**EXERCISE DESCRIPTION:**
How many lines below hold "value"? Answer with only the number.
··· GIVEN RECORDS ···
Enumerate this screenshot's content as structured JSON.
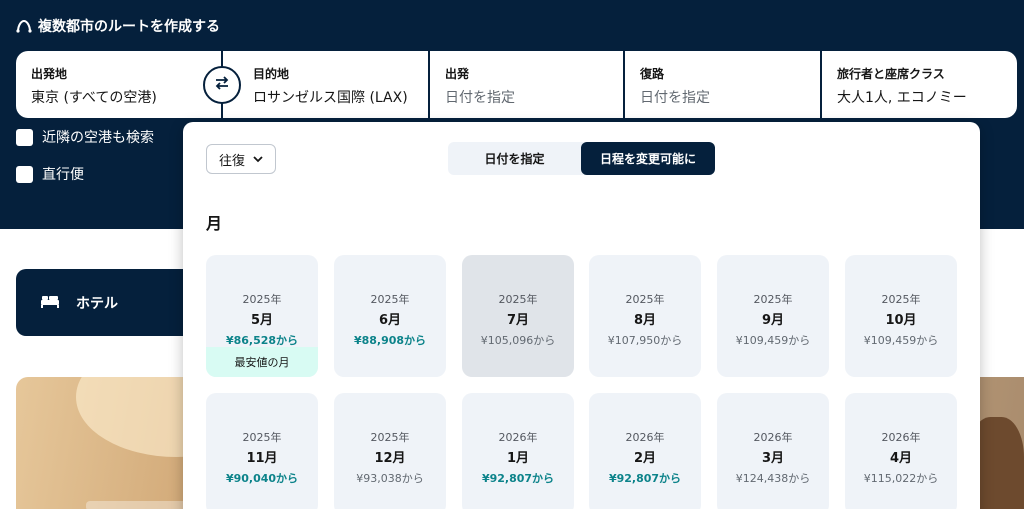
{
  "header": {
    "multicity_link": "複数都市のルートを作成する",
    "multicity_icon": "route-icon"
  },
  "search": {
    "origin": {
      "label": "出発地",
      "value": "東京 (すべての空港)"
    },
    "destination": {
      "label": "目的地",
      "value": "ロサンゼルス国際 (LAX)"
    },
    "depart": {
      "label": "出発",
      "placeholder": "日付を指定"
    },
    "return": {
      "label": "復路",
      "placeholder": "日付を指定"
    },
    "travellers": {
      "label": "旅行者と座席クラス",
      "value": "大人1人, エコノミー"
    },
    "swap_icon": "swap-arrows-icon"
  },
  "options": {
    "nearby_airports": "近隣の空港も検索",
    "direct_flights": "直行便"
  },
  "hotel_card": {
    "label": "ホテル",
    "icon": "bed-icon"
  },
  "date_popup": {
    "trip_type": "往復",
    "toggle": {
      "specific": "日付を指定",
      "flexible": "日程を変更可能に",
      "active": "flexible"
    },
    "section_title": "月",
    "months": [
      {
        "year": "2025年",
        "month": "5月",
        "price": "¥86,528から",
        "cheapest": true,
        "badge": "最安値の月"
      },
      {
        "year": "2025年",
        "month": "6月",
        "price": "¥88,908から",
        "cheapest": true
      },
      {
        "year": "2025年",
        "month": "7月",
        "price": "¥105,096から",
        "cheapest": false,
        "selected": true
      },
      {
        "year": "2025年",
        "month": "8月",
        "price": "¥107,950から",
        "cheapest": false
      },
      {
        "year": "2025年",
        "month": "9月",
        "price": "¥109,459から",
        "cheapest": false
      },
      {
        "year": "2025年",
        "month": "10月",
        "price": "¥109,459から",
        "cheapest": false
      },
      {
        "year": "2025年",
        "month": "11月",
        "price": "¥90,040から",
        "cheapest": true
      },
      {
        "year": "2025年",
        "month": "12月",
        "price": "¥93,038から",
        "cheapest": false
      },
      {
        "year": "2026年",
        "month": "1月",
        "price": "¥92,807から",
        "cheapest": true
      },
      {
        "year": "2026年",
        "month": "2月",
        "price": "¥92,807から",
        "cheapest": true
      },
      {
        "year": "2026年",
        "month": "3月",
        "price": "¥124,438から",
        "cheapest": false
      },
      {
        "year": "2026年",
        "month": "4月",
        "price": "¥115,022から",
        "cheapest": false
      }
    ]
  },
  "colors": {
    "navy": "#05203c",
    "teal_price": "#0c838a",
    "badge_bg": "#d8fbf3",
    "card_bg": "#eff3f8"
  }
}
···
**TASK SOLUTION:**
3